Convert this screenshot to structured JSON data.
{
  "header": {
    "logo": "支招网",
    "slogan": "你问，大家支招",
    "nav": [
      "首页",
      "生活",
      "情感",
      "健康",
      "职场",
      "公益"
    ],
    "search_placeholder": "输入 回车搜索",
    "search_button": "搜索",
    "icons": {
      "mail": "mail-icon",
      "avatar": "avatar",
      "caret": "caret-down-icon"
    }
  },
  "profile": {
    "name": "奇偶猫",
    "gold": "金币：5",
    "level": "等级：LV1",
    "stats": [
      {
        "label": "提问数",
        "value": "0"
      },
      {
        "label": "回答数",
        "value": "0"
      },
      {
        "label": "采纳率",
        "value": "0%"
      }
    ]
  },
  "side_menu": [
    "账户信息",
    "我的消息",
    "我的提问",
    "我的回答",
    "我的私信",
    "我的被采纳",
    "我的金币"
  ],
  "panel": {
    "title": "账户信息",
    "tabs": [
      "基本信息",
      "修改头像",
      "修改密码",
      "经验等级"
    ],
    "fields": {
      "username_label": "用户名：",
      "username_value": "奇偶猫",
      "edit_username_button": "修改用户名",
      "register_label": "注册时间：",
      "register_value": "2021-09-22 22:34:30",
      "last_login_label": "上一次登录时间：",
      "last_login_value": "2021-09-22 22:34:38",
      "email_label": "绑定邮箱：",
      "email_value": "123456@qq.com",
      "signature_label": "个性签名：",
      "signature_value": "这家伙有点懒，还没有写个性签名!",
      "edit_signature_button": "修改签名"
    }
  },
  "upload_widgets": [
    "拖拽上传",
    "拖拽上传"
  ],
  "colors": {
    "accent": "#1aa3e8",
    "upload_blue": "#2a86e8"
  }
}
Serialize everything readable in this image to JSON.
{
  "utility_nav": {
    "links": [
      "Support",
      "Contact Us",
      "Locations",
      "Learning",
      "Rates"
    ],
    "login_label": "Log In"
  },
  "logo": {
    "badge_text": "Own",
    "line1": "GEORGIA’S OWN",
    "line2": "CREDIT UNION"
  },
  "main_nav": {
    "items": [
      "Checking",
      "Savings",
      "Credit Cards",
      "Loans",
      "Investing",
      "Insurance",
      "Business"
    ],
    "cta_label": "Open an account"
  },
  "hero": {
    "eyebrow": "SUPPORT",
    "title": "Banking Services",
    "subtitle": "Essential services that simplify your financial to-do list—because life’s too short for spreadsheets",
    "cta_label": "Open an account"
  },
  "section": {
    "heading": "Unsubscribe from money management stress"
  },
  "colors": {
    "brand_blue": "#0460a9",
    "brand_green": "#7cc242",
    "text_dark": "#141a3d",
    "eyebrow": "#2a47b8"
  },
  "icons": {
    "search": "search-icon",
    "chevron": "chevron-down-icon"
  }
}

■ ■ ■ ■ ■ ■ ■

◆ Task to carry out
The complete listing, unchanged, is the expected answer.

◆ Result of the task
Convert this screenshot to structured JSON data.
{
  "header": {
    "logo": "支招网",
    "slogan": "你问，大家支招",
    "nav": [
      "首页",
      "生活",
      "情感",
      "健康",
      "职场",
      "公益"
    ],
    "search_placeholder": "输入 回车搜索",
    "search_button": "搜索",
    "icons": {
      "mail": "mail-icon",
      "avatar": "avatar",
      "caret": "caret-down-icon"
    }
  },
  "profile": {
    "name": "奇偶猫",
    "gold": "金币：5",
    "level": "等级：LV1",
    "stats": [
      {
        "label": "提问数",
        "value": "0"
      },
      {
        "label": "回答数",
        "value": "0"
      },
      {
        "label": "采纳率",
        "value": "0%"
      }
    ]
  },
  "side_menu": [
    "账户信息",
    "我的消息",
    "我的提问",
    "我的回答",
    "我的私信",
    "我的被采纳",
    "我的金币"
  ],
  "panel": {
    "title": "账户信息",
    "tabs": [
      "基本信息",
      "修改头像",
      "修改密码",
      "经验等级"
    ],
    "fields": {
      "username_label": "用户名：",
      "username_value": "奇偶猫",
      "edit_username_button": "修改用户名",
      "register_label": "注册时间：",
      "register_value": "2021-09-22 22:34:30",
      "last_login_label": "上一次登录时间：",
      "last_login_value": "2021-09-22 22:34:38",
      "email_label": "绑定邮箱：",
      "email_value": "123456@qq.com",
      "signature_label": "个性签名：",
      "signature_value": "这家伙有点懒，还没有写个性签名!",
      "edit_signature_button": "修改签名"
    }
  },
  "upload_widgets": [
    "拖拽上传",
    "拖拽上传"
  ],
  "colors": {
    "accent": "#1aa3e8",
    "upload_blue": "#2a86e8"
  }
}
Serialize everything readable in this image to JSON.
{
  "utility_nav": {
    "links": [
      "Support",
      "Contact Us",
      "Locations",
      "Learning",
      "Rates"
    ],
    "login_label": "Log In"
  },
  "logo": {
    "badge_text": "Own",
    "line1": "GEORGIA’S OWN",
    "line2": "CREDIT UNION"
  },
  "main_nav": {
    "items": [
      "Checking",
      "Savings",
      "Credit Cards",
      "Loans",
      "Investing",
      "Insurance",
      "Business"
    ],
    "cta_label": "Open an account"
  },
  "hero": {
    "eyebrow": "SUPPORT",
    "title": "Banking Services",
    "subtitle": "Essential services that simplify your financial to-do list—because life’s too short for spreadsheets",
    "cta_label": "Open an account"
  },
  "section": {
    "heading": "Unsubscribe from money management stress"
  },
  "colors": {
    "brand_blue": "#0460a9",
    "brand_green": "#7cc242",
    "text_dark": "#141a3d",
    "eyebrow": "#2a47b8"
  },
  "icons": {
    "search": "search-icon",
    "chevron": "chevron-down-icon"
  }
}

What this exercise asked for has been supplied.